The First Born
Written By Conlan Brown
Reviewed By Michelle Sutton
Three supernatural gifts. Two thousand years of division. One moment of truth.
Hannah's head hung long brown hair in her eyes. Her face felt pasty with cold, fatigue, and pain. Arms behind her back, she sat in a chair, wrists, and ankles tied to the wooden frame, chair legs bolted to the floor. A cold car. A gun. Horror. Pain. Grief. Screaming. A windshield blistering with holes. Darkness.
It all came over her like a flood. A pouring out of pictures in her mind. But then there was one more thing. Not an image, but a feeling–that half a continent away someone else had felt it all happening too.
The Firstborn, those gifted with Foresight, Hindsight, and Insight at the time of Christ's death are divided between themselves. And when an Islamic holy man is murdered outside of his mosque it becomes apparent that one of the Firstborn was to blame. Now, with the threat of a terrorist attack on an unspeakable target the Firstborn are spiraling out of control. Leaders are dying, members are being kidnapped, and unity is being forced. Three heroes, differently gifted and divided must work together to thwart those who would go too far.
Their breakneck race against time plunges them into a world of danger and through a gauntlet across the United States. From the Riverwalk of San Antonio, where Devin Bathurst, John Temple, and Hannah Rice must protect one another from assassination, to the gritty streets of Washington DC, a paramilitary compound in Pennsylvania, and ultimately back to our nation's capital, the Firstborn must unite to prevent an impending atrocity from becoming reality.
Conlan has crafted a compelling story along the lines of such talent as Bronleewe, Dekker, and Parrish. I am truly impressed. The creativity of this story combined with a believable plot that twists around world problems in existence today is profound. This story breathes life and truth rather than destruction. Seriously. Don't let the creepy cover fool you.

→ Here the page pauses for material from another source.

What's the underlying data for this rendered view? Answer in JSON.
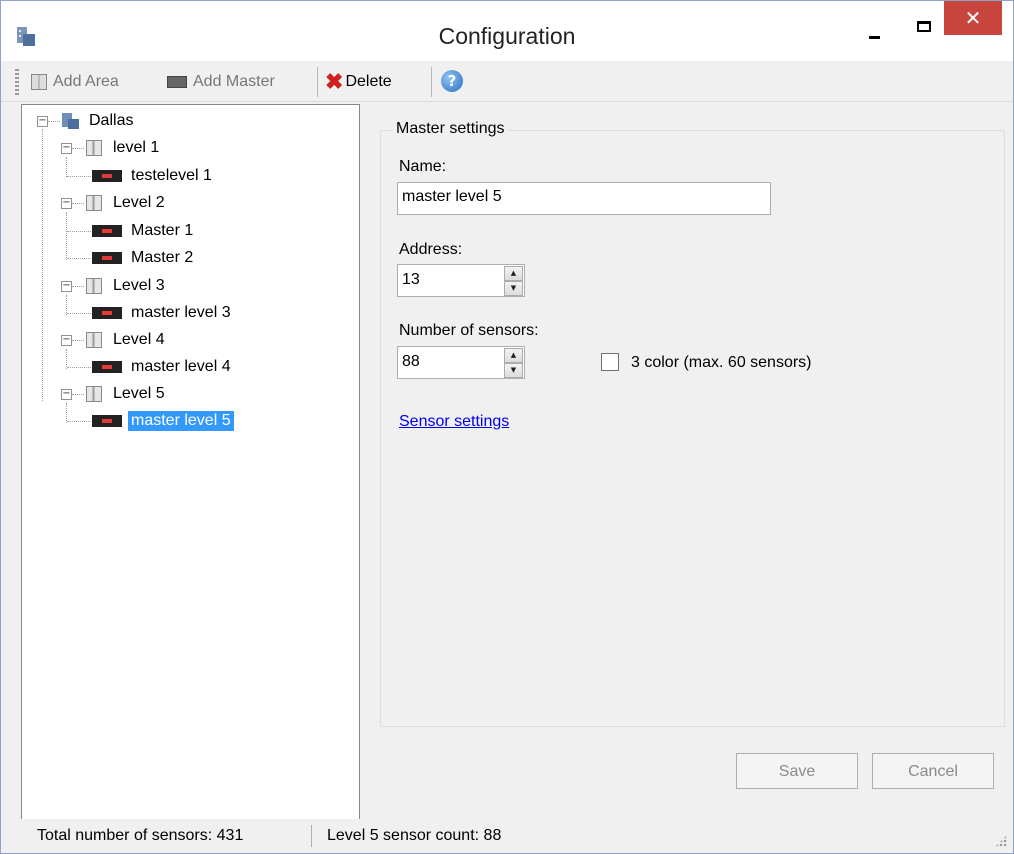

Yeah, there are dark people in this story, but there is also light and self-sacrifice. Serving God rather than ourselves is a major theme, and showing just how misguided people can be when they think they know best rather than consulting God can be disastrous. This novel really makes you think. It's scary, bloody and a bit gross, but not without purpose. It's a man's man book, yet this wuss enjoyed it, too. Why? Because I enjoy an intelligent book with symbolism and truth interspersed throughout the plot.
I didn't see false doctrine or new age teaching, just a storyworld with clearly fabricated spiritual gifts (this is fiction) that conveyed a real life lesson Christians need to read about and hopefully allow into their hearts. The end doesn't always justify the means, but following the God of Love is crucial. Conlan did a great job showing these things without distorting the heart of the Scriptures. Bravo!